[Exercise instructions]
Go through the material below, noting each line where the string "this" appears, and give only the total.

[Data to use]
* * * * *

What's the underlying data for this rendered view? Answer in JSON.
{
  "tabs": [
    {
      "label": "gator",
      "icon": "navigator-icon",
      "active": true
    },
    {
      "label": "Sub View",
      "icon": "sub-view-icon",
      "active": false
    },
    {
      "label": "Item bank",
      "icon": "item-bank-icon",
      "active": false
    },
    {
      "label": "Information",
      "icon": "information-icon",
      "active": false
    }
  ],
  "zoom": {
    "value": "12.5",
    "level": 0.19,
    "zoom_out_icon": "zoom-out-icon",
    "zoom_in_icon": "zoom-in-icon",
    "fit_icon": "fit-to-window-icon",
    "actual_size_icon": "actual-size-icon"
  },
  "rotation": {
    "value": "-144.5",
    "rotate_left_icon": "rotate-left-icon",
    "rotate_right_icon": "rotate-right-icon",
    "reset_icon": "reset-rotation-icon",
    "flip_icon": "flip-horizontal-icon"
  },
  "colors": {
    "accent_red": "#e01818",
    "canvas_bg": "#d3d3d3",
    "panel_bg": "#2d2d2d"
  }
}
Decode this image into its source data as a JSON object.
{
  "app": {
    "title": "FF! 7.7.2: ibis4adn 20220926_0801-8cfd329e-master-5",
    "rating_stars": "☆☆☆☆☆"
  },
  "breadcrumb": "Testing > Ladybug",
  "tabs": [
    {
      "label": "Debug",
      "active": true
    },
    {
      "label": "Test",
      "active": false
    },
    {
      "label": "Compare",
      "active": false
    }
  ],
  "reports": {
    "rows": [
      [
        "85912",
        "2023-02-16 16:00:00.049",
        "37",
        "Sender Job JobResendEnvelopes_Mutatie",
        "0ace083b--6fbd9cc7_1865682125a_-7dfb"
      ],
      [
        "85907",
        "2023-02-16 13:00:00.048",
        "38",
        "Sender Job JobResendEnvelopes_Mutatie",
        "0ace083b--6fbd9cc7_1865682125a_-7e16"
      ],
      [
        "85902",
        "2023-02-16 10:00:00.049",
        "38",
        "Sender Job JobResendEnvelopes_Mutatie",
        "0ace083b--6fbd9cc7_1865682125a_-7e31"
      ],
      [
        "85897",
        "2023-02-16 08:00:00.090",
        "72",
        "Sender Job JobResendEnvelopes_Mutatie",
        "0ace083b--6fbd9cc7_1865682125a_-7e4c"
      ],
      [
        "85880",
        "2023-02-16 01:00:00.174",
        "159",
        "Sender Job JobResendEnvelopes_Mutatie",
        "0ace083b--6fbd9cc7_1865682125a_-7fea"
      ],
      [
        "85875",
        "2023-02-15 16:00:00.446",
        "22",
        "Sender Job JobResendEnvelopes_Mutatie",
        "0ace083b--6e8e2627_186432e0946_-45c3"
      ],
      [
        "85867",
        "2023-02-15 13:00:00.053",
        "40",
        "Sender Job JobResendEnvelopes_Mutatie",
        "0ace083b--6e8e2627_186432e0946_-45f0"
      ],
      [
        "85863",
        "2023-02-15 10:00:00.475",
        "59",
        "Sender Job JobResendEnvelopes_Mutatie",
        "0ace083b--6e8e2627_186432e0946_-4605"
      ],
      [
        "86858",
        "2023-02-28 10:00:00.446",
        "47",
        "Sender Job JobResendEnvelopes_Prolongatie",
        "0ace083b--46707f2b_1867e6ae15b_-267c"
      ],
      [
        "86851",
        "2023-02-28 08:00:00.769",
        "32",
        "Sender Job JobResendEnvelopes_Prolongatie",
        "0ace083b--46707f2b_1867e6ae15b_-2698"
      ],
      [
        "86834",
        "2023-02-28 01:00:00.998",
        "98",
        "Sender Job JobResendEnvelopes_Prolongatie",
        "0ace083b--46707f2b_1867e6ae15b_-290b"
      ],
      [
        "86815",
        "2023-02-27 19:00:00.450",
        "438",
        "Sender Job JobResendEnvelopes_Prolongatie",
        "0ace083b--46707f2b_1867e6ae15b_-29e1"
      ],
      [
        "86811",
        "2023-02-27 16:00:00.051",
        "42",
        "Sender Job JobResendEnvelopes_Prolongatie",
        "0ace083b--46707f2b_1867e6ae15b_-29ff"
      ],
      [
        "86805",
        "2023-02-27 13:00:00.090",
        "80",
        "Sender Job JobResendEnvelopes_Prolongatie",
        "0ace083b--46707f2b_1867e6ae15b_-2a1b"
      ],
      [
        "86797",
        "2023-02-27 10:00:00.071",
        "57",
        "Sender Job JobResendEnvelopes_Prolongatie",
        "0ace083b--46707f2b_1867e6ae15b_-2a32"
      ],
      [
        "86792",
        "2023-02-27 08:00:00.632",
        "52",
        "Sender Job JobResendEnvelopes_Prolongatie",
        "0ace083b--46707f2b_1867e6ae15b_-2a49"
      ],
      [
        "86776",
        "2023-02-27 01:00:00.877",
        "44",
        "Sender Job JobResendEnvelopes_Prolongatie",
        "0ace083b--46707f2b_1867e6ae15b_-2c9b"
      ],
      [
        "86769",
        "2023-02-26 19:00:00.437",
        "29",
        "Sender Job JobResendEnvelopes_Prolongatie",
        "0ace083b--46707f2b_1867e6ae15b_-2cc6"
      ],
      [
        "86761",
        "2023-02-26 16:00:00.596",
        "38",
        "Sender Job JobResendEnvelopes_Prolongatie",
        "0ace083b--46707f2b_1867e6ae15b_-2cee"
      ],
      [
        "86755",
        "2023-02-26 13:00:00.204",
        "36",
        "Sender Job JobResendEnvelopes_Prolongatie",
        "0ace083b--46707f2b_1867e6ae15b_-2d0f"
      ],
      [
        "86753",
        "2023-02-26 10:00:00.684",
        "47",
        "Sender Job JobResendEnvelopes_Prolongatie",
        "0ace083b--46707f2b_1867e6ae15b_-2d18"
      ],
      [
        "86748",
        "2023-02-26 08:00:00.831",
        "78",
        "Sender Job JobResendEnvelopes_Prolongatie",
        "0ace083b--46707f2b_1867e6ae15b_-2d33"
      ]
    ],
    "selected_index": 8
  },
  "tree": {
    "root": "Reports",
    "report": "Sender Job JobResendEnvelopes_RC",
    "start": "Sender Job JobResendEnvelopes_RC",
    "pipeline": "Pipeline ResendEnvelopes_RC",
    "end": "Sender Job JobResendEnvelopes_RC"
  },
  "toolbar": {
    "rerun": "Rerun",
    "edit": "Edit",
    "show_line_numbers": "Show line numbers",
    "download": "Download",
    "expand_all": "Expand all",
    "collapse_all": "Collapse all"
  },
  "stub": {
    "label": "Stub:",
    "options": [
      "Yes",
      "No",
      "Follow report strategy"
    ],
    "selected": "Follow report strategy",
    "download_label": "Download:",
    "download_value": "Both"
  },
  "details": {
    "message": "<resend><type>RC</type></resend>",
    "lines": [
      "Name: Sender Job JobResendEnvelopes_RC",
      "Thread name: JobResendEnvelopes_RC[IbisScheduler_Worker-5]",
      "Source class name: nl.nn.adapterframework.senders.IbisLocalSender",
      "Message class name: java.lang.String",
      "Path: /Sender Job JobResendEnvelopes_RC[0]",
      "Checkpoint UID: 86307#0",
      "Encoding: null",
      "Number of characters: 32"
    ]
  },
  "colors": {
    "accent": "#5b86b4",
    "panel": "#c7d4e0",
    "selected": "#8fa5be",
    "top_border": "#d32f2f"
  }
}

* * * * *

[Result of the exercise]
2